Evolution is something of a gamble: in order to stay a step ahead of a shifting environment, organisms must change or risk extinction. Yet the instrument of this change, mutation, carries a serious threat: mutations are hundreds of times more likely to be harmful to the organism than advantageous. Now, in a paper published online Nov. 28 in Nature Genetics, a team of scientists at the Weizmann Institute of Science has shown one way that evolving organisms may be hedging their bets.
Dr. Dan Tawfik, who headed the team from the Biological Chemistry Department, believes that proteins with so-called promiscuous or moonlighting activities can provide nature with ready-made starting points for the evolution of new functions. Proteins that have evolved to perform a given function often have the ability to take on other, often completely unrelated tasks as well. For example, one of the enzymes studied by the group, PON1, is known to remove cholesterol from artery walls, as well as to break up a certain chemicals used as pesticides.
Yet its main function is to act as a catalyst for the removal of a class of compounds called lactones that have no connection at all to the other two.
Yivsam Azgad | EurekAlert!
Microscope measures muscle weakness
16.11.2018 | Friedrich-Alexander-Universität Erlangen-Nürnberg
Good preparation is half the digestion
16.11.2018 | Max-Planck-Institut für Stoffwechselforschung
Researchers at the University of New Hampshire have captured a difficult-to-view singular event involving "magnetic reconnection"--the process by which sparse particles and energy around Earth collide producing a quick but mighty explosion--in the Earth's magnetotail, the magnetic environment that trails behind the planet.
Magnetic reconnection has remained a bit of a mystery to scientists. They know it exists and have documented the effects that the energy explosions can...
Biochips have been developed at TU Wien (Vienna), on which tissue can be produced and examined. This allows supplying the tissue with different substances in a very controlled way.
Cultivating human cells in the Petri dish is not a big challenge today. Producing artificial tissue, however, permeated by fine blood vessels, is a much more...
Faster and secure data communication: This is the goal of a new joint project involving physicists from the University of Würzburg. The German Federal Ministry of Education and Research funds the project with 14.8 million euro.
In our digital world data security and secure communication are becoming more and more important. Quantum communication is a promising approach to achieve...
On Saturday, 10 November 2018, the research icebreaker Polarstern will leave its homeport of Bremerhaven, bound for Cape Town, South Africa.

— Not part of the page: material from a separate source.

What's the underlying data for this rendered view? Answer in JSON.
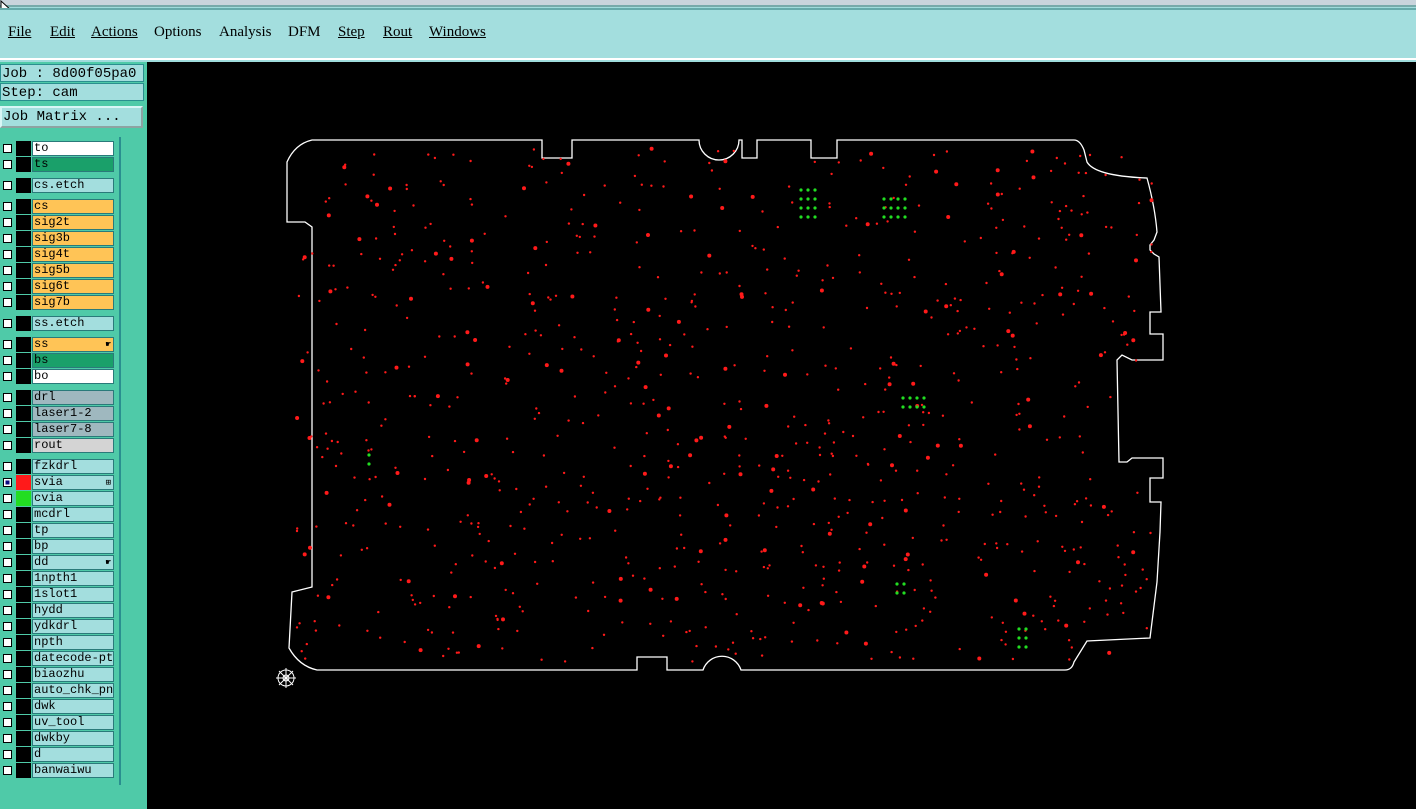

When choosing materials to make something, trade-offs need to be made between a host of properties, such as thickness, stiffness and weight. Depending on the application in question, finding just the right balance is the difference between success and failure
Now, a team of Penn Engineers has demonstrated a new material they call "nanocardboard," an ultrathin equivalent of corrugated paper cardboard. A square...
09.11.2018 | Event News
06.11.2018 | Event News
23.10.2018 | Event News
16.11.2018 | Health and Medicine
16.11.2018 | Life Sciences
16.11.2018 | Life Sciences